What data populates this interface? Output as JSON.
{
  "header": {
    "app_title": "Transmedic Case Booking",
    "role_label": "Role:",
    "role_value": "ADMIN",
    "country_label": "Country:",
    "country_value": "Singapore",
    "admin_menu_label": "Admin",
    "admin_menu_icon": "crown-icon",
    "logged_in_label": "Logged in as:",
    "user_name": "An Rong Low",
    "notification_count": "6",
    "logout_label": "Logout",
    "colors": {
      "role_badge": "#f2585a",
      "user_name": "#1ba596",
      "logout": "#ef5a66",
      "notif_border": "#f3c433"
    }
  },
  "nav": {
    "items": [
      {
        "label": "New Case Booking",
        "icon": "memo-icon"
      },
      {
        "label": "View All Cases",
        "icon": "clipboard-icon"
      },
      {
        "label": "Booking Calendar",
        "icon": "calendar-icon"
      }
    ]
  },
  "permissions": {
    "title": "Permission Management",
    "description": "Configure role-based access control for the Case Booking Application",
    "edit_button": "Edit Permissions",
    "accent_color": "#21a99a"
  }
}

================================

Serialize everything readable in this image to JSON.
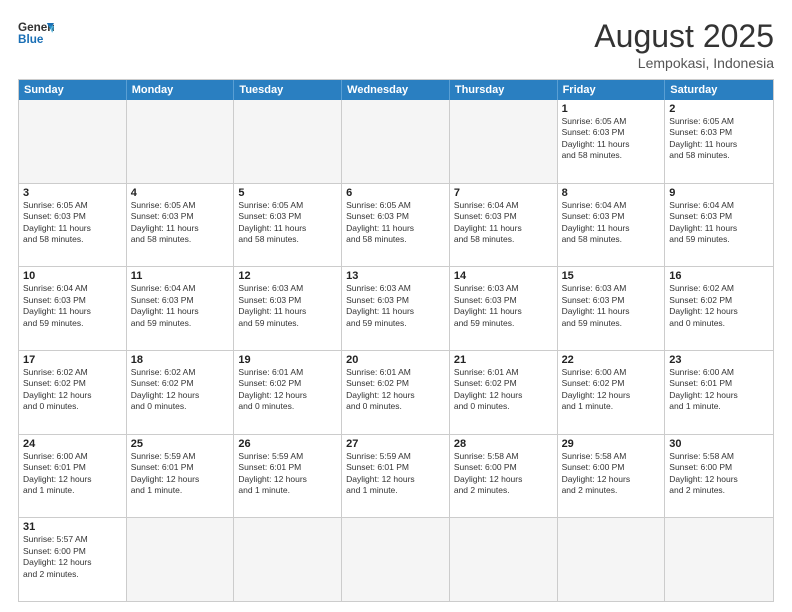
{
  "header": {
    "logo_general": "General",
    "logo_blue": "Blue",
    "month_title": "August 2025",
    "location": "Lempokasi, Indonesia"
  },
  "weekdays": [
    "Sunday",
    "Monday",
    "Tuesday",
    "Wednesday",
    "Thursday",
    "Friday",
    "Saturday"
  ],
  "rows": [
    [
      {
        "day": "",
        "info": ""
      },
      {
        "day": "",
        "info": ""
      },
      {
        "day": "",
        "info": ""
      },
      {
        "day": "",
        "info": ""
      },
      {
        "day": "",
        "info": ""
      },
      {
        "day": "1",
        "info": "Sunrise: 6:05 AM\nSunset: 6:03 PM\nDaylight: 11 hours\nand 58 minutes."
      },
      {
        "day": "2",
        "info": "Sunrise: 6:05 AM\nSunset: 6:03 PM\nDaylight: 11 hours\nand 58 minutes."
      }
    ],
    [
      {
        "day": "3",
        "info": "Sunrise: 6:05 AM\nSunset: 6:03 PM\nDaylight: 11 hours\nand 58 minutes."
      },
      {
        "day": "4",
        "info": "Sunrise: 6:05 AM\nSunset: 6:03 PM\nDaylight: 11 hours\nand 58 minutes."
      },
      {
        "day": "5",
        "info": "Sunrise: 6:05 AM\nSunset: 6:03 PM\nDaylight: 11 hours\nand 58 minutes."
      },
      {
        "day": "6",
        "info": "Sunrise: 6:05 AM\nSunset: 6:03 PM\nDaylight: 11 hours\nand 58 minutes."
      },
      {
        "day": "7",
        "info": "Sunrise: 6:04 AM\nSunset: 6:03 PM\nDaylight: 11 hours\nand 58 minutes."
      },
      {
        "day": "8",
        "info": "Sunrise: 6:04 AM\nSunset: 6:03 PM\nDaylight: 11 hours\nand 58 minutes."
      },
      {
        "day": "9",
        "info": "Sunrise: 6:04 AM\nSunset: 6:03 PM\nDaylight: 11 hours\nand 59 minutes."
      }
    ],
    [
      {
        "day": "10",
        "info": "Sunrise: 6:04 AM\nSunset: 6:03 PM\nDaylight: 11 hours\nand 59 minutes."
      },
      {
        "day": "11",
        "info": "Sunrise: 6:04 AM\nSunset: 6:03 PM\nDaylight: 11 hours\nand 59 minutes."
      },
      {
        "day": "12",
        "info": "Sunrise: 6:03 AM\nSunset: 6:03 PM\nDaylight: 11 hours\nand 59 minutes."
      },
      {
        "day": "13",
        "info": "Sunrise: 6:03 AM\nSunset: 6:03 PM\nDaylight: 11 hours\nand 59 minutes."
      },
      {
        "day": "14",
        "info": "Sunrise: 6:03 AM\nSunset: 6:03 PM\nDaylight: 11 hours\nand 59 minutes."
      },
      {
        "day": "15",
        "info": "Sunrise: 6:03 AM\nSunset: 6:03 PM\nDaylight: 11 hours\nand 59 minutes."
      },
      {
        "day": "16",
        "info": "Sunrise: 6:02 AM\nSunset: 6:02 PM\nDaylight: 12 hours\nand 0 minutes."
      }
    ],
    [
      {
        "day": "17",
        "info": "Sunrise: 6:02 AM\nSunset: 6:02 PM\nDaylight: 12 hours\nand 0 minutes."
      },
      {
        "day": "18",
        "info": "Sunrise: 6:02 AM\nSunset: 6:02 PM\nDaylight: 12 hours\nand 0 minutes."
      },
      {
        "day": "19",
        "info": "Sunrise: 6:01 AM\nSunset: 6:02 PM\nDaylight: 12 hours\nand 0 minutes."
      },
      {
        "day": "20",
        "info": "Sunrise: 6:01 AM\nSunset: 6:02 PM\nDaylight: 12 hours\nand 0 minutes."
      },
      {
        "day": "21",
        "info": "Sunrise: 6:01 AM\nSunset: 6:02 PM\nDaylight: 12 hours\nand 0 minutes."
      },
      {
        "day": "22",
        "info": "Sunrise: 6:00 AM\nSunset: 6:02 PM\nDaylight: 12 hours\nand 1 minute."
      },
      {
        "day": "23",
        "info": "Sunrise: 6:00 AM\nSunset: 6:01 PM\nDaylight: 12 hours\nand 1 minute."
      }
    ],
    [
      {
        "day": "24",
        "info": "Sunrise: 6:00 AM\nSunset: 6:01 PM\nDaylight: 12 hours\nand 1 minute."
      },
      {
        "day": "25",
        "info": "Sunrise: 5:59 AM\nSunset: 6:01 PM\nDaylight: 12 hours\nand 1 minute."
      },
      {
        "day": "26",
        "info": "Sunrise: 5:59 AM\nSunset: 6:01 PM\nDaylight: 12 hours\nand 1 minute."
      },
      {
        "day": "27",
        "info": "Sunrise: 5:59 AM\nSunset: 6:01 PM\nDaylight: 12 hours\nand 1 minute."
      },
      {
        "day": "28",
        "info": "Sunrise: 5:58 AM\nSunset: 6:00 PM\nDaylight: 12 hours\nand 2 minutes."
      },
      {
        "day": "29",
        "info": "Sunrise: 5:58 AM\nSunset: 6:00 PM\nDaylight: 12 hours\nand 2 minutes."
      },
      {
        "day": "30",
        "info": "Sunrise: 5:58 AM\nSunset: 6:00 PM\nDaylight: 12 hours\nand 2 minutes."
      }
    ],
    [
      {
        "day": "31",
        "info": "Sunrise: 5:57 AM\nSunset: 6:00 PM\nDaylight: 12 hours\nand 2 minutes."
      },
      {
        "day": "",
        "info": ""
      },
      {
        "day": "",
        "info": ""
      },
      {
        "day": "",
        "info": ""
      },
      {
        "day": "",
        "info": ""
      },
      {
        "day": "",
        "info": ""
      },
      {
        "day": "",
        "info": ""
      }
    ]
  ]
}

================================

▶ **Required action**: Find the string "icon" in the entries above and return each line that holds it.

▶ **Your response**:
    "admin_menu_icon": "crown-icon",
        "icon": "memo-icon"
        "icon": "clipboard-icon"
        "icon": "calendar-icon"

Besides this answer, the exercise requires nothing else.